Navlibx is a legitimate file used by Norton Symantec security software

Navlibx is a macOS file that recently started bothering users with persistent pop-up messages. The notification looks like a legitimate warning from Mac, which states:

“Navlibx” will damage your computer.
This file was downloaded on an unknown date.
Report malware to Apple to protect other users

As evident, this prompted many uses to conclude that Navlibx is a virus that will damage their devices. Users on Reddit,[1] Avast, Apple forums,[2] and other online message boards claimed that the popup keeps coming back and that the issue started as soon as they updated macOS to 10.15 “Catalina,” which was released on October 7, 2019.

However, Navlibx is not a virus or malware and is actually a legitimate library file that belongs to Norton Symantec security software. The reason it started being flagged as potentially dangerous by macOS is due to software conflict, which makes it inherently a false positive.[3]

Name Navlibx
Type Application file
Operating system macOS
Warning message Users started encountering “Navlibx will damage your computer”  persistent warnings as soon as they upgraded their Macs to “Catalina” version
Reason The pop-up message is a result of software conflict between the newest macOS version and Symantec Norton security software
Remedy Update Symantec products to the latest version (if that does not help, you should uninstall the security app altogether and download it from the official website)
System optimization If you encounter warning messages, or your machine works slowly, we recommend using Reimage Reimage Cleaner to clean all the junk and increase stability and performance of Mac computer

“Navlibx will damage your computer” message belongs to series of messages that identify malicious files on macOS. Despite that, there are many scams floating on the internet that try to imitate legitimate system warnings and warn users about fake malware infections or similar non-existent threats. For example, MacPerformance and similar fake messages are known to ask users for elevated permissions, while others direct them to suspicious websites.

These sites are usually filled with fake notifications that prompt users to download software that would allegedly clean Mac and save them from a virus – it is nothing but a scam, so do not download anything, as you can actually infect your machine with malware. Nevertheless, Navlibx notification is legitimate and does not come from Google Chrome, Safari, Mozilla Firefox, or another browser as fake pop-ups do.

Users were suspicious about the file, however, as the system asked them to enter their login details for Navlibx removal. If the pop-up were generated via the browser, it would be indeed dangerous to enter sensitive information, as it could be sent to cybercriminals. Nevertheless, “Navlibx will damage your computer”  is a legitimate system prompt, so entering such details is safe. However, this would also render your security software from working correctly, as Navlibx is a library file that is used for Symantec virus scans.

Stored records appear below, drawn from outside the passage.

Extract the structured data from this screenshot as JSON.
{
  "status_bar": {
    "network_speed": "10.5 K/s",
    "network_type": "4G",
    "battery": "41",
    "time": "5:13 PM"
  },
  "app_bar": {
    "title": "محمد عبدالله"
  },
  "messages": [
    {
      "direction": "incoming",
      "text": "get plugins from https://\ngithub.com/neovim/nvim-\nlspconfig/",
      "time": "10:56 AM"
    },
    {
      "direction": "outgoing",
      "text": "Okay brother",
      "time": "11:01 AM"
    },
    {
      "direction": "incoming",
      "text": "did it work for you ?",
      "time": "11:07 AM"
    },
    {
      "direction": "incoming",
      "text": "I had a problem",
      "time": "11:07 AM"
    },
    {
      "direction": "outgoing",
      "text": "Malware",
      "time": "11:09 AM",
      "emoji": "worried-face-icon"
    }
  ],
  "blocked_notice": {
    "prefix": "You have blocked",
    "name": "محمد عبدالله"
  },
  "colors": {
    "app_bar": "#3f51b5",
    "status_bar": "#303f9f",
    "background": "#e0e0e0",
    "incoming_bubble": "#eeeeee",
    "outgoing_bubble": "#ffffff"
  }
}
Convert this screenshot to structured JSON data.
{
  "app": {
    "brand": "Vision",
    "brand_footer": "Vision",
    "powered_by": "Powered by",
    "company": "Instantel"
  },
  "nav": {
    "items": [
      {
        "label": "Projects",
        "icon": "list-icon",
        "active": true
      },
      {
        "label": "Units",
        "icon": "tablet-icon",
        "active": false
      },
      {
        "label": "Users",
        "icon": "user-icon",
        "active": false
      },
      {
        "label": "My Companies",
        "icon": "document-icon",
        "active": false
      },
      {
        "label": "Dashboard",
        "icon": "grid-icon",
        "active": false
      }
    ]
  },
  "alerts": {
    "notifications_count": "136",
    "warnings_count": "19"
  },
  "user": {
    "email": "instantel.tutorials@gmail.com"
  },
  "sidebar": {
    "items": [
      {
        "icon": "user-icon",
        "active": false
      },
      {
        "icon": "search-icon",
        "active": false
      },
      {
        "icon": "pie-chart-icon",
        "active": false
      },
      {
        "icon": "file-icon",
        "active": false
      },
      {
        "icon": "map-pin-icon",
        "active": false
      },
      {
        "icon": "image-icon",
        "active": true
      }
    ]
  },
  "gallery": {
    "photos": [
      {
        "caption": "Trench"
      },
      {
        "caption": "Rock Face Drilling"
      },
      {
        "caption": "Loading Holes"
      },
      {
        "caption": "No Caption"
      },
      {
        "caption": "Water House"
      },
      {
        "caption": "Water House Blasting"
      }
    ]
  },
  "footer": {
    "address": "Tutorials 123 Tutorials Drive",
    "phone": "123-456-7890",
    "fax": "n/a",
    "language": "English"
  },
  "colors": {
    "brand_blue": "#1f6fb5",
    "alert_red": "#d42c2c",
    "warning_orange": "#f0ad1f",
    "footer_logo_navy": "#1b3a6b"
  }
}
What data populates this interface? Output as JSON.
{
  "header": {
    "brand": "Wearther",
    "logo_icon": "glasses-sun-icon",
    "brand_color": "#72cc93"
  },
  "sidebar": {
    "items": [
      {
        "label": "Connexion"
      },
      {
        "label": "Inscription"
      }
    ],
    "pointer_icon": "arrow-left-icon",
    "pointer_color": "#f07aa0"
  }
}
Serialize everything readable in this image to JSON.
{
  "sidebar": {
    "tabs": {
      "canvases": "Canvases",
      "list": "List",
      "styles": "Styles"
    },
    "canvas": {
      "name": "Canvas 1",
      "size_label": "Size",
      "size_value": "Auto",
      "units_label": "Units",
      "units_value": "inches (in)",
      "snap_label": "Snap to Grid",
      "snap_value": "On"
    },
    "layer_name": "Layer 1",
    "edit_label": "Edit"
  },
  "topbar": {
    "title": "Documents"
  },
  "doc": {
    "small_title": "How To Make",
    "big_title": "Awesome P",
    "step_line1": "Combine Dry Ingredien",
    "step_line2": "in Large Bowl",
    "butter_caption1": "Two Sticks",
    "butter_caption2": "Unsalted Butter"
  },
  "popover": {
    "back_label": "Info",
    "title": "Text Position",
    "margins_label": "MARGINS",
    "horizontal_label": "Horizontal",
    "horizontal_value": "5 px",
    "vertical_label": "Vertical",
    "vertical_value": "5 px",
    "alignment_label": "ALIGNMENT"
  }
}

To remove Navlibx messages without stopping the protection of anti-malware, you should first try to update the Norton product and see if that stops these pop-ups. In most of the cases, however, positive results will only arise if you uninstall security software altogether and download the latest version installer from the official website.

Ways to distinguish real system prompts from browser-based ones

Users were worried about entering their login details into the “Navlibx will damage your computer” removal prompt, as they did not know whether the message is legitimate – and they are completely right of doing so. Keep in mind that any type of system message can be very well imitated by a browser prompt, and malicious actors can use any type of text if they want to. In other words, everything you see can be faked, and without deeper analysis, it is almost impossible to determine whether the prompt is real.

Thus, what do you do to distinguish between a fake and real prompt? The answer is not that simple, but this is what you should be looking for when dealing with a fraudulent pop-up:

  • The pop-up showed up as soon as you entered a particular website via your browser;
  • The message claims that your computer is infected with viruses, personal information is being stolen, etc.;
  • After closing the prompt (by blocking “Cancel” or similar), you are led to a suspicious website that asks you to download “cleaning tools”;
  • The message simply makes no sense (e.g., “Apple wants to make changes“).

The best way to avoid unwanted notifications prompts, and ads are by employing ad-block. Note that redirects to websites that trigger fake messages or background connections might be a direct indicator of adware/malware infection, so it is always a good idea to scan the machine with anti-malware software to make sure.

Ways to stop Navlibx pop-ups

As we already mentioned, there is no need to remove Navlibx file as it is a part of Norton security software, and removing it will simply render anti-malware tool useless (it is highly likely that you will not be able to delete the file yourself in the first place, as security software protects these files from unauthorized termination). The best way to resolve the situation is to upgrade Norton product, as the newest version is compatible with Catalina – it should result in “Navlibx will damage your computer” removal.

As a precautionary measure, we advise you to scan your machine with security software to ensure it is not infected with adware or other potentially unwanted applications. Once again, Navlibx is not a virus, and will not cause any damage to your Mac.

Reimage Reimage Cleaner has a free limited scanner. Reimage Reimage Cleaner offers more through scan when you purchase its full version. When free scanner detects issues, you can fix them using free manual repairs or you can decide to purchase the full version in order to fix them automatically.

This entry was posted on 2019-12-04 at 08:07 and is filed under Application files, Files.